§ Problem to solve
Look for "text" in each line of the records, and copy the lines that have it.
* * * *
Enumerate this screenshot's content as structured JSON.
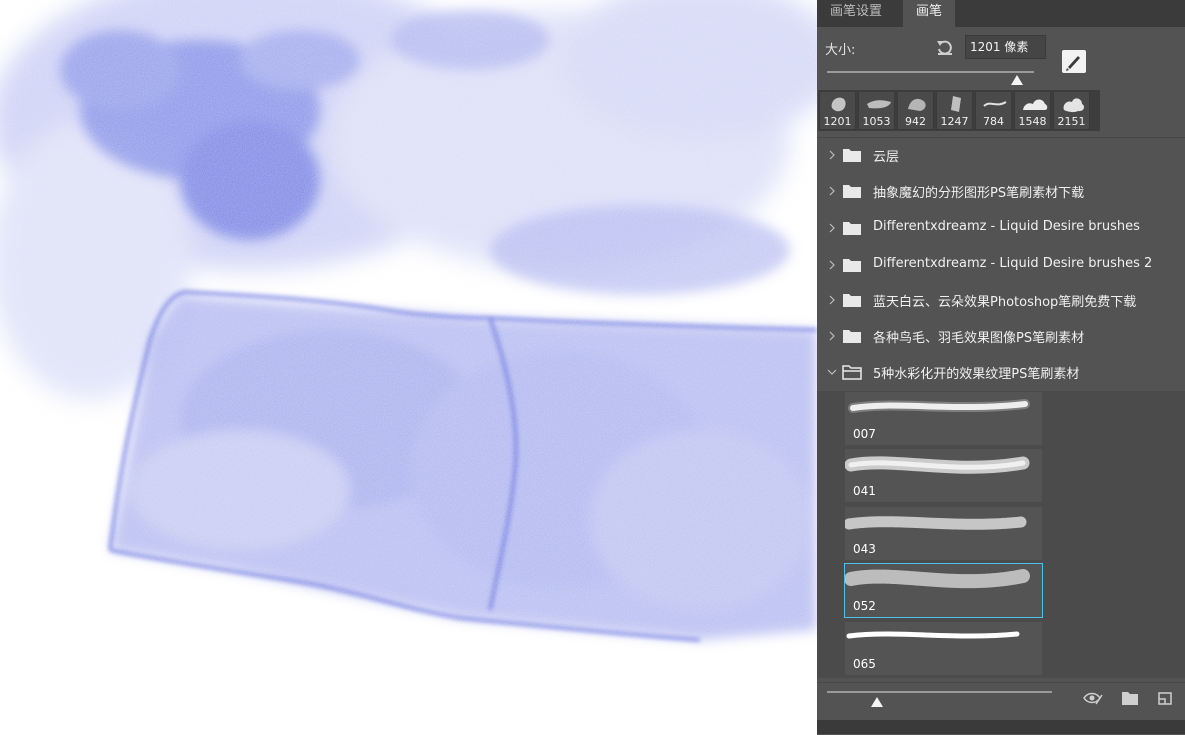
{
  "tabs": [
    {
      "label": "画笔设置",
      "active": false
    },
    {
      "label": "画笔",
      "active": true
    }
  ],
  "size": {
    "label": "大小:",
    "value": "1201 像素",
    "slider_fraction": 0.92
  },
  "recent_brushes": [
    "1201",
    "1053",
    "942",
    "1247",
    "784",
    "1548",
    "2151"
  ],
  "groups": [
    {
      "label": "云层",
      "expanded": false
    },
    {
      "label": "抽象魔幻的分形图形PS笔刷素材下载",
      "expanded": false
    },
    {
      "label": "Differentxdreamz - Liquid Desire brushes",
      "expanded": false
    },
    {
      "label": "Differentxdreamz - Liquid Desire brushes 2",
      "expanded": false
    },
    {
      "label": "蓝天白云、云朵效果Photoshop笔刷免费下载",
      "expanded": false
    },
    {
      "label": "各种鸟毛、羽毛效果图像PS笔刷素材",
      "expanded": false
    },
    {
      "label": "5种水彩化开的效果纹理PS笔刷素材",
      "expanded": true
    }
  ],
  "brushes": [
    {
      "name": "007",
      "selected": false
    },
    {
      "name": "041",
      "selected": false
    },
    {
      "name": "043",
      "selected": false
    },
    {
      "name": "052",
      "selected": true
    },
    {
      "name": "065",
      "selected": false
    }
  ],
  "preview_size_fraction": 0.22,
  "colors": {
    "panel_bg": "#535353",
    "tab_bar": "#3b3b3b",
    "selection_border": "#4fc1e9",
    "watercolor": "#6f7be3"
  },
  "icons": {
    "reset": "reset-icon",
    "new_brush": "new-brush-icon",
    "chevron_right": "chevron-right-icon",
    "chevron_down": "chevron-down-icon",
    "folder": "folder-icon",
    "folder_open": "folder-open-icon",
    "visibility": "eye-icon",
    "new_group": "new-group-icon",
    "new_preset": "new-preset-icon"
  }
}
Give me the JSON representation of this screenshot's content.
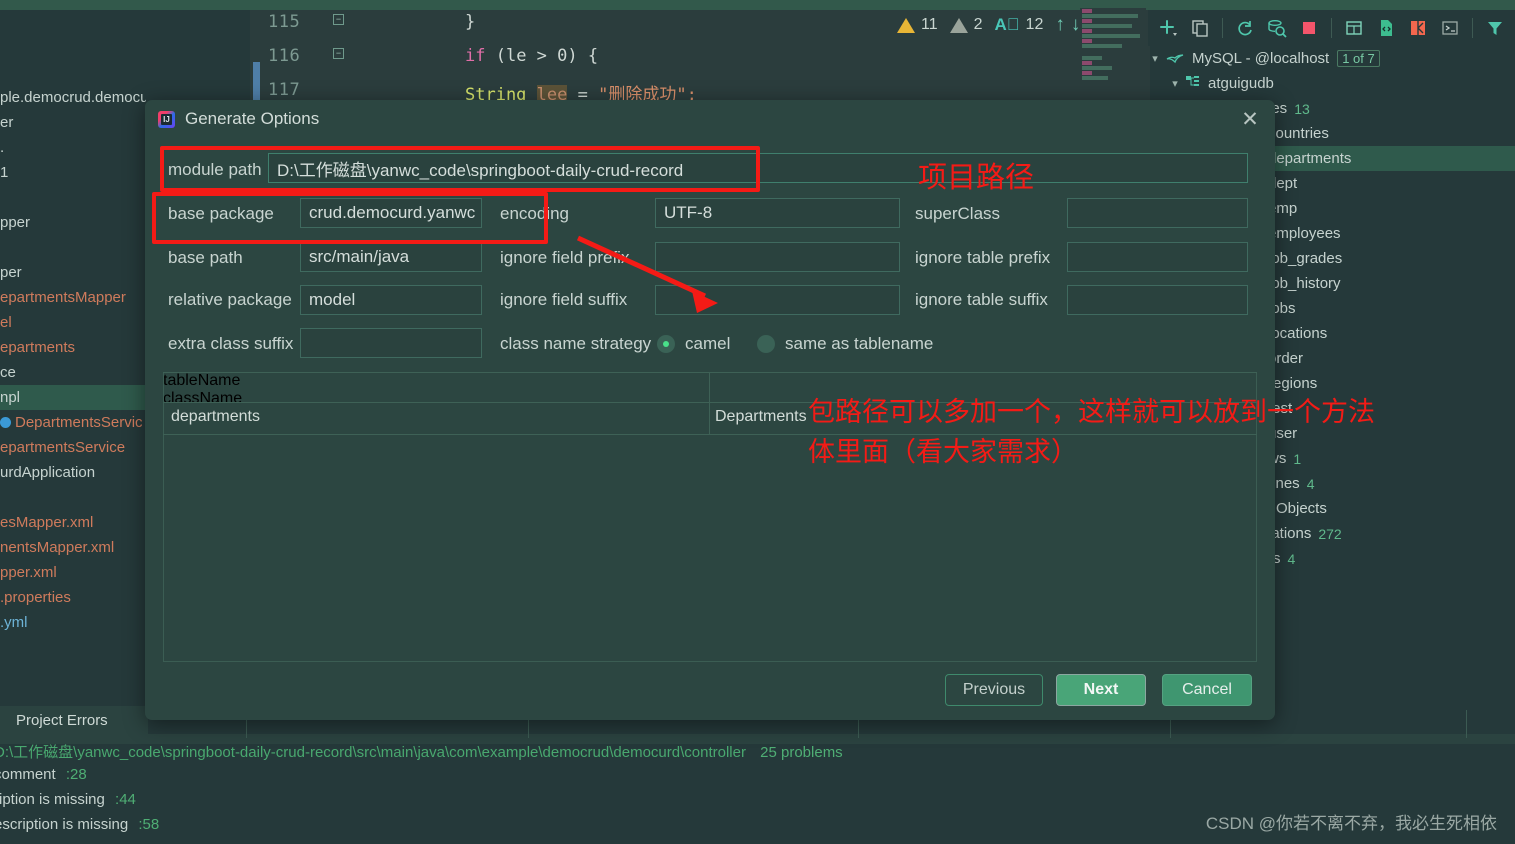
{
  "editor": {
    "lines": [
      {
        "no": "115",
        "tokens": [
          {
            "t": "}",
            "c": "pl"
          }
        ]
      },
      {
        "no": "116",
        "tokens": [
          {
            "t": "if ",
            "c": "kw"
          },
          {
            "t": "(le > ",
            "c": "pl"
          },
          {
            "t": "0",
            "c": "num"
          },
          {
            "t": ") {",
            "c": "pl"
          }
        ]
      },
      {
        "no": "117",
        "tokens": [
          {
            "t": "    String ",
            "c": "ty"
          },
          {
            "t": "lee",
            "c": "var"
          },
          {
            "t": " = ",
            "c": "pl"
          },
          {
            "t": "\"删除成功\";",
            "c": "str"
          }
        ]
      }
    ],
    "line_numbers": [
      "115",
      "116",
      "117"
    ],
    "code_115": "}",
    "code_116_kw": "if",
    "code_116_rest": " (le > 0) {",
    "code_117_type": "String",
    "code_117_var": "lee",
    "code_117_eq": " = ",
    "code_117_str": "\"删除成功\";",
    "inspection": {
      "warning_count": "11",
      "weak_warning_count": "2",
      "typo_count": "12",
      "prev_arrow": "↑",
      "next_arrow": "↓"
    }
  },
  "db_toolbar": {
    "icons": [
      {
        "name": "add-icon",
        "glyph": "+"
      },
      {
        "name": "duplicate-icon",
        "glyph": "❐"
      },
      {
        "name": "refresh-icon",
        "glyph": "⟳"
      },
      {
        "name": "search-db-icon",
        "glyph": "🔍"
      },
      {
        "name": "stop-icon",
        "glyph": "■"
      },
      {
        "name": "table-icon",
        "glyph": "▦"
      },
      {
        "name": "query-file-icon",
        "glyph": "🗎"
      },
      {
        "name": "diagram-icon",
        "glyph": "◩"
      },
      {
        "name": "console-icon",
        "glyph": ">_"
      },
      {
        "name": "filter-icon",
        "glyph": "▼"
      }
    ]
  },
  "db_tree": {
    "root": {
      "label": "MySQL - @localhost",
      "badge": "1 of 7"
    },
    "schema": {
      "label": "atguigudb"
    },
    "nodes": [
      {
        "label": "les",
        "count": "13",
        "indent": 0,
        "selected": false
      },
      {
        "label": "countries",
        "count": "",
        "indent": 0,
        "selected": false
      },
      {
        "label": "departments",
        "count": "",
        "indent": 0,
        "selected": true
      },
      {
        "label": "dept",
        "count": "",
        "indent": 0,
        "selected": false
      },
      {
        "label": "emp",
        "count": "",
        "indent": 0,
        "selected": false
      },
      {
        "label": "employees",
        "count": "",
        "indent": 0,
        "selected": false
      },
      {
        "label": "job_grades",
        "count": "",
        "indent": 0,
        "selected": false
      },
      {
        "label": "job_history",
        "count": "",
        "indent": 0,
        "selected": false
      },
      {
        "label": "jobs",
        "count": "",
        "indent": 0,
        "selected": false
      },
      {
        "label": "locations",
        "count": "",
        "indent": 0,
        "selected": false
      },
      {
        "label": "order",
        "count": "",
        "indent": 0,
        "selected": false
      },
      {
        "label": "regions",
        "count": "",
        "indent": 0,
        "selected": false
      },
      {
        "label": "test",
        "count": "",
        "indent": 0,
        "selected": false
      },
      {
        "label": "user",
        "count": "",
        "indent": 0,
        "selected": false
      },
      {
        "label": "ws",
        "count": "1",
        "indent": 0,
        "selected": false
      },
      {
        "label": "tines",
        "count": "4",
        "indent": 0,
        "selected": false
      },
      {
        "label": "Objects",
        "count": "",
        "indent": 1,
        "selected": false
      },
      {
        "label": "lations",
        "count": "272",
        "indent": 0,
        "selected": false
      },
      {
        "label": "rs",
        "count": "4",
        "indent": 0,
        "selected": false
      }
    ]
  },
  "project_tree": {
    "items": [
      {
        "label": "ple.democrud.democurd",
        "color": "normal"
      },
      {
        "label": "er",
        "color": "normal"
      },
      {
        "label": ".",
        "color": "normal"
      },
      {
        "label": "1",
        "color": "normal"
      },
      {
        "label": "",
        "color": "normal"
      },
      {
        "label": "pper",
        "color": "normal"
      },
      {
        "label": "",
        "color": "normal"
      },
      {
        "label": "per",
        "color": "normal"
      },
      {
        "label": "epartmentsMapper",
        "color": "orange"
      },
      {
        "label": "el",
        "color": "orange"
      },
      {
        "label": "epartments",
        "color": "orange"
      },
      {
        "label": "ce",
        "color": "normal"
      },
      {
        "label": "npl",
        "color": "normal",
        "highlight": true
      },
      {
        "label": "DepartmentsServic",
        "color": "orange",
        "bean": true
      },
      {
        "label": "epartmentsService",
        "color": "orange"
      },
      {
        "label": "urdApplication",
        "color": "normal"
      },
      {
        "label": "",
        "color": "normal"
      },
      {
        "label": "esMapper.xml",
        "color": "orange"
      },
      {
        "label": "nentsMapper.xml",
        "color": "orange"
      },
      {
        "label": "pper.xml",
        "color": "orange"
      },
      {
        "label": ".properties",
        "color": "orange"
      },
      {
        "label": ".yml",
        "color": "blue"
      }
    ]
  },
  "dialog": {
    "title": "Generate Options",
    "close_glyph": "✕",
    "fields": {
      "module_path_label": "module path",
      "module_path_value": "D:\\工作磁盘\\yanwc_code\\springboot-daily-crud-record",
      "base_package_label": "base package",
      "base_package_value": "crud.democurd.yanwc",
      "encoding_label": "encoding",
      "encoding_value": "UTF-8",
      "super_class_label": "superClass",
      "super_class_value": "",
      "base_path_label": "base path",
      "base_path_value": "src/main/java",
      "ignore_field_prefix_label": "ignore field prefix",
      "ignore_field_prefix_value": "",
      "ignore_table_prefix_label": "ignore table prefix",
      "ignore_table_prefix_value": "",
      "relative_package_label": "relative package",
      "relative_package_value": "model",
      "ignore_field_suffix_label": "ignore field suffix",
      "ignore_field_suffix_value": "",
      "ignore_table_suffix_label": "ignore table suffix",
      "ignore_table_suffix_value": "",
      "extra_class_suffix_label": "extra class suffix",
      "extra_class_suffix_value": "",
      "class_name_strategy_label": "class name strategy",
      "radio_camel_label": "camel",
      "radio_same_label": "same as tablename",
      "radio_selected": "camel"
    },
    "table": {
      "columns": [
        "tableName",
        "className"
      ],
      "rows": [
        [
          "departments",
          "Departments"
        ]
      ]
    },
    "buttons": {
      "previous": "Previous",
      "next": "Next",
      "cancel": "Cancel"
    }
  },
  "annotations": {
    "project_path_note": "项目路径",
    "package_note_line1": "包路径可以多加一个，这样就可以放到一个方法",
    "package_note_line2": "体里面（看大家需求）"
  },
  "bottom": {
    "tab_label": "Project Errors",
    "path_line": "D:\\工作磁盘\\yanwc_code\\springboot-daily-crud-record\\src\\main\\java\\com\\example\\democrud\\democurd\\controller",
    "path_line_count": "25 problems",
    "errors": [
      {
        "text": "comment",
        "line": ":28"
      },
      {
        "text": "ription is missing",
        "line": ":44"
      },
      {
        "text": "escription is missing",
        "line": ":58"
      }
    ]
  },
  "watermark": {
    "text": "CSDN @你若不离不弃，我必生死相依"
  },
  "colors": {
    "accent_green": "#49a578",
    "annotation_red": "#f41b16",
    "dialog_bg": "#2c4641",
    "ide_bg": "#25393a"
  }
}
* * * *
§ Response to the task
        "text": "comment",
        "text": "ription is missing",
        "text": "escription is missing",
    "text": "CSDN @你若不离不弃，我必生死相依"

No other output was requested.